Sun Landscape argues for a narrower interpretation of "arising out of," claiming that the real inquiry is not whether plaintiff's injury broadly relates to the subject matter of the contract, but whether Sun Landscape was actually on the premises performing work at the time of plaintiff's fall. While in Leitao we found the substantial nexus test met because "Leitao was in the process of performing the very work S & J had agreed to complete," Leitao, supra, 301 N.J. Super. at 194, the substantial nexus test is not so limited. In Franklin Mut. Ins. Co. v. Security Indem. Ins. Co., 275 N.J. Super. 335, 341 (App. Div.), certif. denied, 139 N.J. 185 (1994), we stated that the substantial nexus test is met where the cause of the injury was contemplated by the parties to be "a natural and reasonable incident or consequence" of performing the contract and "thus, a risk against which they may reasonably expect those insured under the policy would be protected."
By implication, because the jury assessed 12% liability against Sun Landscape, plaintiff's injuries resulted in part from Sun Landscape failing to perform snow and ice removal services as required by the contract. Slipping and falling on ice is a natural consequence of that failure. What is more, both the plain language of the indemnity clause and the insurance clause obligating Sun Landscape to name Cobblestone as an additional insured under its policy clearly evince that the agreement intended Cobblestone to be protected against Sun Landscape's failure to perform. Therefore, applying the substantial nexus test as described in Franklin, we naturally conclude that plaintiff's injuries "arose out of" Sun Landscape's performance of the contract. For that reason, Cobblestone was entitled to judgment as a matter of law.
Sun Landscape further argues that the contract was orally modified. While parties may by mutual assent modify an existing contract if based on additional consideration, County of Morris v. Fauver, 153 N.J. 80, 99-100 (1998), nothing in the record suggests that Cobblestone, either expressly or impliedly, agreed to any modifications or provided additional consideration. Without evidence of mutual assent, unilateral statements or actions made after an agreement has been reached will not serve to modify the original terms of a contract. Id. at 100.
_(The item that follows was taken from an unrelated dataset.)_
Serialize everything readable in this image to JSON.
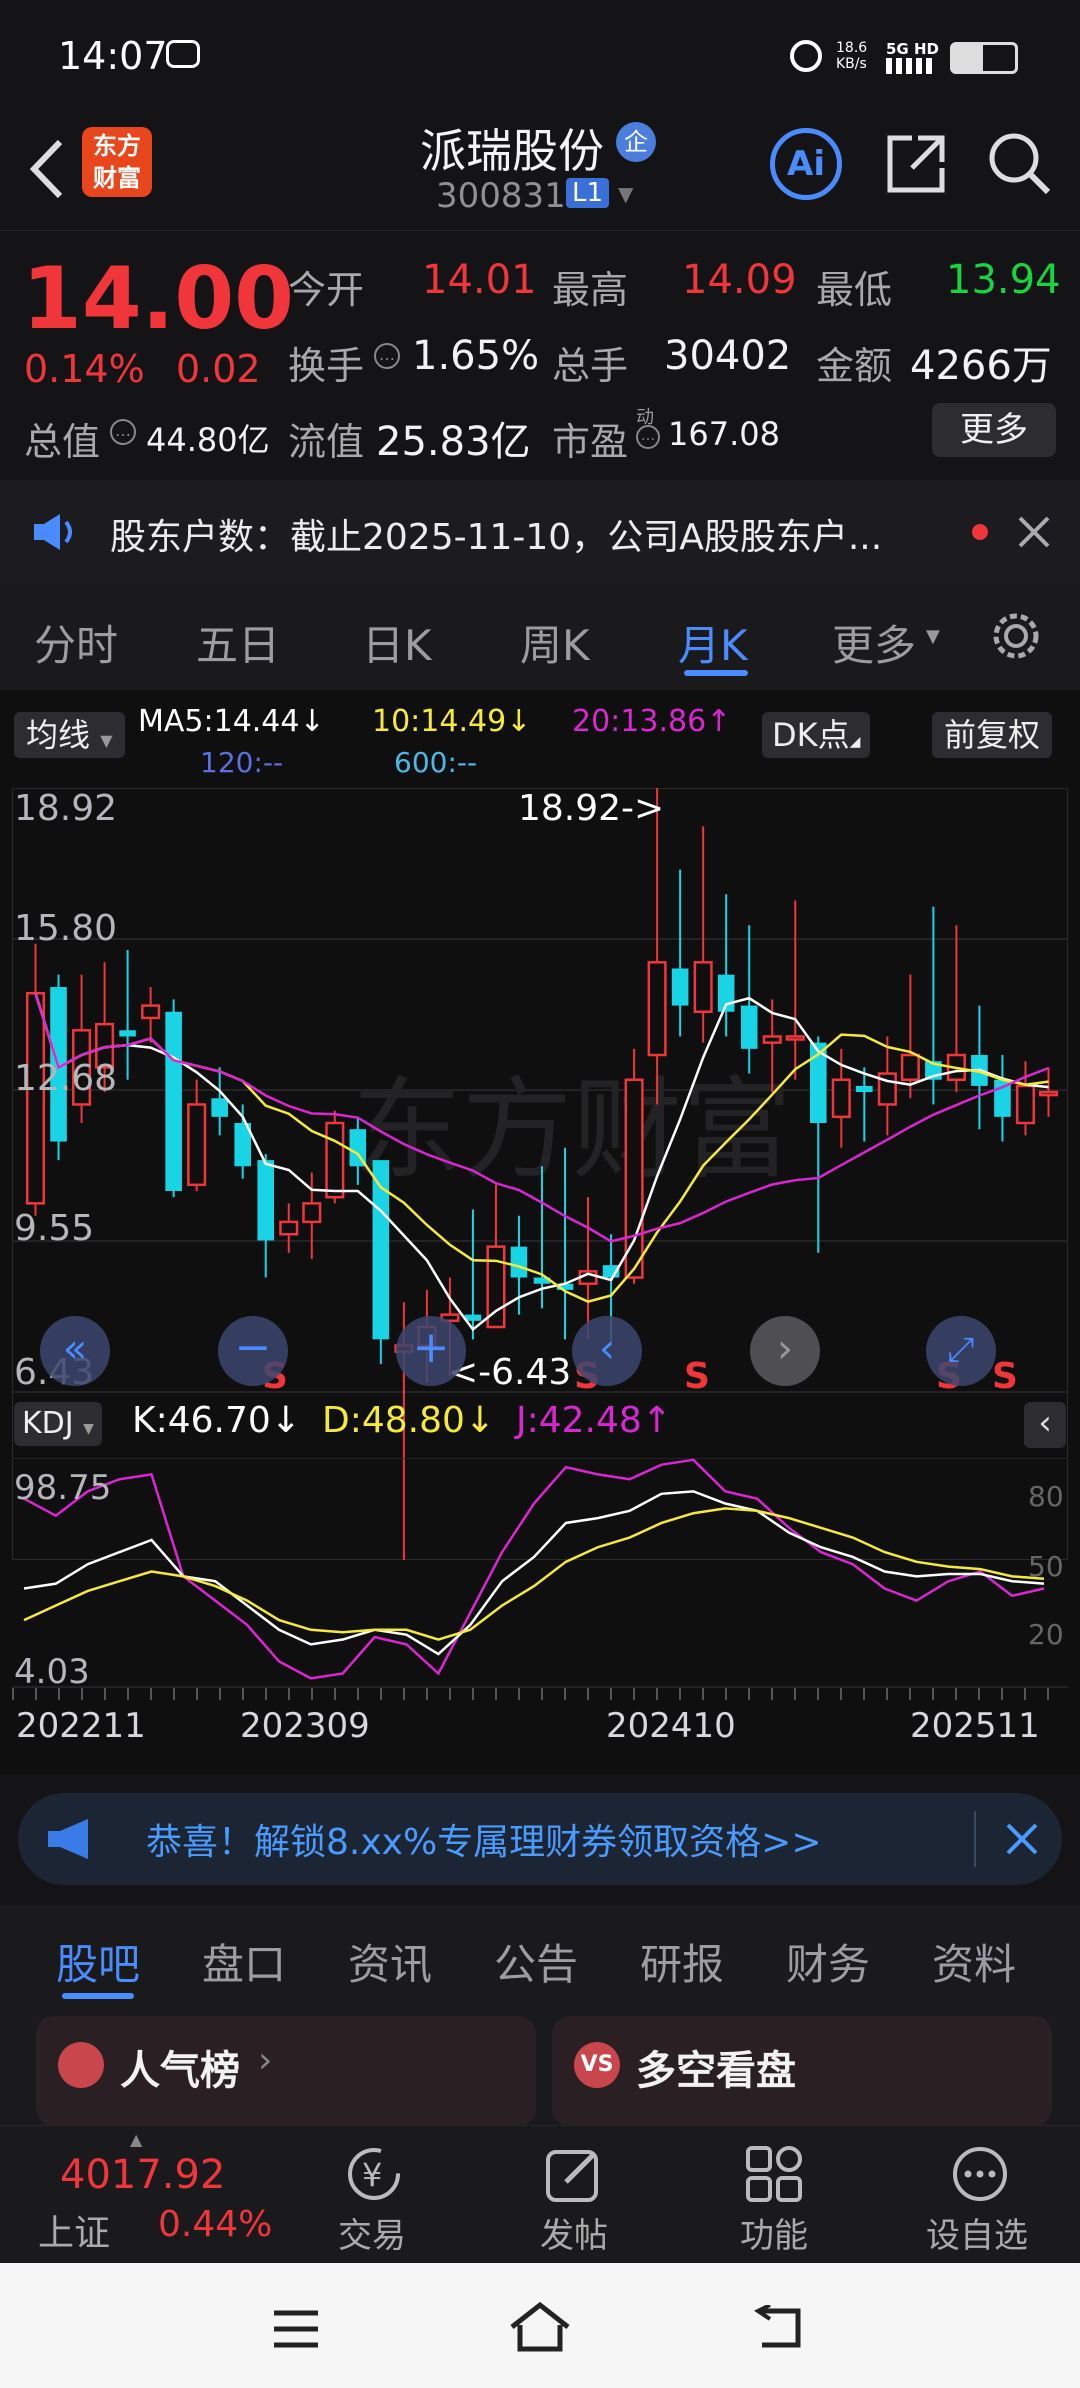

Finally, Sun Landscape asserts that equitable principles should estopp Cobblestone from enforcing the contract because Cobblestone "never sought to enforce that portion of the contract that allegedly required Sun Landscape to constantly monitor the property for ice during 'freezing weather.'" This argument equally fails for insufficient proof. Without providing any evidence that Cobblestone induced good faith reliance, Sun Landscape cannot justify applying equitable estoppel. See id. at 104.
Nor can it justify applying waiver. While "the intention to waive need not be stated expressly but may be spelled out from a state of facts exhibiting full knowledge of circumstances producing a right and continuing indifference to the exercise of that right," Scibek v. Longette, 339 N.J. Super. 72, 83 (App. Div. 2001) (quoting Merchants Indem. Corp. v. Eggleston, 68 N.J. Super. 235, 254 (App. Div. 1961), aff'd, 37 N.J. 114 (1962)), the record admits of no evidence establishing "continuing indifference." Neither Cobblestone's alleged failure to enforce the contract nor Cobblestone's alleged phone calls asking for ice removal, without any evidence of regularity or prevailing weather conditions, suggests having waived the terms of the contract. Enforcing the contract is thus not inequitable.